Besides these two major issues, the report includes recommendations on a whole set of important issues that Romania will have to take into account when formulating options for direct payment options. RCEP recommendations are:

– Maintaining the lower limit of the farm and parcel eligible for direct payments to its current size, or holding at least 1 ha, consisting of at least 0.3 ha plots – the exit from the agricultural sector being made voluntarily through the smallholders’ scheme. We emphasize this issue, given that MARD intended to intention this threshold, in an attempt to force out this category of farmers from agriculture

– Granting the additional payment of 25% to youth under 40 years, installed in less than than 5 years (binding in all states), but possibly not in the case of acquisition companies (but only by individuals taking over farms , including the authorized ones);

– Providing transitional national payments only for animals (cattle and sheep, possibly coupled payments for each species), and not also for crops, and their financing to be ensured as far as possible from funds transferred from Pillar 2 and not funds provided by the state budget;

– Not using the option of introducing additional redistributive payments for the first 30 ha or less (it doesn’t have a well defined objective in the case of the Romanian agriculture);

– Failure to introduce the option of paying extra for farms in areas with natural constraints (following these holdings to be offset by payments provided through Pillar 2).



This report is part of the “Debating policies, enhancing expertise” developed by the Romanian Center for European Policies SMIS code 40667, co-financed from the European Social Fund.

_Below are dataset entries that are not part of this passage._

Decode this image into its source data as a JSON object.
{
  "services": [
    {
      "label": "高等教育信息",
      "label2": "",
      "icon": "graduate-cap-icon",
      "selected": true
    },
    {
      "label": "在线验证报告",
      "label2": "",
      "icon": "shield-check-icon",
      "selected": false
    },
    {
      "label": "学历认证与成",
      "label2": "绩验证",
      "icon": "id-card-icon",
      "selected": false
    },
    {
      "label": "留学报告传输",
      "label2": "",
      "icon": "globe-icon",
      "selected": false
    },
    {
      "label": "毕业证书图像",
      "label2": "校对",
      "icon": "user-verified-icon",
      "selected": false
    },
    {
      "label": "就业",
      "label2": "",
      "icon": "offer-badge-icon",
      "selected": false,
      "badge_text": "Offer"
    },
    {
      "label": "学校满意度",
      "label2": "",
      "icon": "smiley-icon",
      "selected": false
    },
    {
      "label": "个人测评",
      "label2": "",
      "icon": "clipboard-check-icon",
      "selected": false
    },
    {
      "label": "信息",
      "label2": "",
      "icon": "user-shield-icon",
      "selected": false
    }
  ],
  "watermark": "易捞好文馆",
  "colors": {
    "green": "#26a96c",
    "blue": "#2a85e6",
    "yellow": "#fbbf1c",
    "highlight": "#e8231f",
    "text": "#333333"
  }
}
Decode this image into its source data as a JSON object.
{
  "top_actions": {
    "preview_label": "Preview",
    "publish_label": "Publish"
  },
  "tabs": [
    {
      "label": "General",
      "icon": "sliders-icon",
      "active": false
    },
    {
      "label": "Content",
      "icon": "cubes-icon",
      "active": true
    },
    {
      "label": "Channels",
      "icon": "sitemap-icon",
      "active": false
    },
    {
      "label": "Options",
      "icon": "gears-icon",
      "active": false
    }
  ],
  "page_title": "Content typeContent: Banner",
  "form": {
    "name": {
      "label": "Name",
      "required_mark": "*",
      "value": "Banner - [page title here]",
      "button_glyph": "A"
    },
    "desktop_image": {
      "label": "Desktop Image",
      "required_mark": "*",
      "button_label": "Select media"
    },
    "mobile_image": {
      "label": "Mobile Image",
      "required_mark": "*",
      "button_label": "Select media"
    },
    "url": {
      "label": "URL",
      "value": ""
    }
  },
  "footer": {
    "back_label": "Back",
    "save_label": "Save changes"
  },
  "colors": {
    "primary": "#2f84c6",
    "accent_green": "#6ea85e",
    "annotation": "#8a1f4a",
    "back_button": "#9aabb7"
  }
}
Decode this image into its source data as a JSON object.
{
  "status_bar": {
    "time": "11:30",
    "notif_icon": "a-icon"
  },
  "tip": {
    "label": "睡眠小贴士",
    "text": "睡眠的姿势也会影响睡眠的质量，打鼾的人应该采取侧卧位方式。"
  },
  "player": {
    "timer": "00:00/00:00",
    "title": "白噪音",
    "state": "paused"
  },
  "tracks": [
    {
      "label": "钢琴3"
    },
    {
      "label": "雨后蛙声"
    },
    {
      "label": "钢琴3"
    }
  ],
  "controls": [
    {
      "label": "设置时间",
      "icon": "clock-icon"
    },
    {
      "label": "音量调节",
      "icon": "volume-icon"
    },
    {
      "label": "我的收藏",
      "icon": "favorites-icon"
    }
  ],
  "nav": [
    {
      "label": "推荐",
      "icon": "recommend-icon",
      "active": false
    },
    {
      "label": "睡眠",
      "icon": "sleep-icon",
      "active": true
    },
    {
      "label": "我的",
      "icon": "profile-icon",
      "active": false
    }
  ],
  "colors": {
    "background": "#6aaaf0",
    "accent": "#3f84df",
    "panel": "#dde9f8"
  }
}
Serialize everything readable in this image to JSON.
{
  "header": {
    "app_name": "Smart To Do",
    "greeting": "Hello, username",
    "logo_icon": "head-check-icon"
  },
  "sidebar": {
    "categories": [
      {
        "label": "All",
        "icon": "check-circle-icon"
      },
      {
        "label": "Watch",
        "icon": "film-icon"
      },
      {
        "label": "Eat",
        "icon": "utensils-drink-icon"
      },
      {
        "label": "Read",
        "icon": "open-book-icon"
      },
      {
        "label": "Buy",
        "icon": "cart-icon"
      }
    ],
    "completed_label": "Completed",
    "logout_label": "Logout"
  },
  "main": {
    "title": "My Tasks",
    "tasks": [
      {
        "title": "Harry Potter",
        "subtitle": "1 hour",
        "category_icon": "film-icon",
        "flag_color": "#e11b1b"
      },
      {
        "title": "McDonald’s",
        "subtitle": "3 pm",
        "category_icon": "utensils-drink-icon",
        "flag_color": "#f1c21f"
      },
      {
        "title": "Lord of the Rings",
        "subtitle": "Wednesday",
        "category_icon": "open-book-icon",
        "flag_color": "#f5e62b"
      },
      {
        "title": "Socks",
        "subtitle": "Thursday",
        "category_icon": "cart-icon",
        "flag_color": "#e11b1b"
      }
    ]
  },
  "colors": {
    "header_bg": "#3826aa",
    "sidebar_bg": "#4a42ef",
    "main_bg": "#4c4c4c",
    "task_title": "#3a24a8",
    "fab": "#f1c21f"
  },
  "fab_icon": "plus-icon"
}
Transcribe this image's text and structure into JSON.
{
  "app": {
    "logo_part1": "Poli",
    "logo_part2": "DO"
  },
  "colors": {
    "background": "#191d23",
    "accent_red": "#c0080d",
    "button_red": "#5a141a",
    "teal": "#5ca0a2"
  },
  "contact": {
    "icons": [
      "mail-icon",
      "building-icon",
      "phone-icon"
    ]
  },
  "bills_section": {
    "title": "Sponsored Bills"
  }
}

This material does not represent the official position of the European Union or the Romanian Government.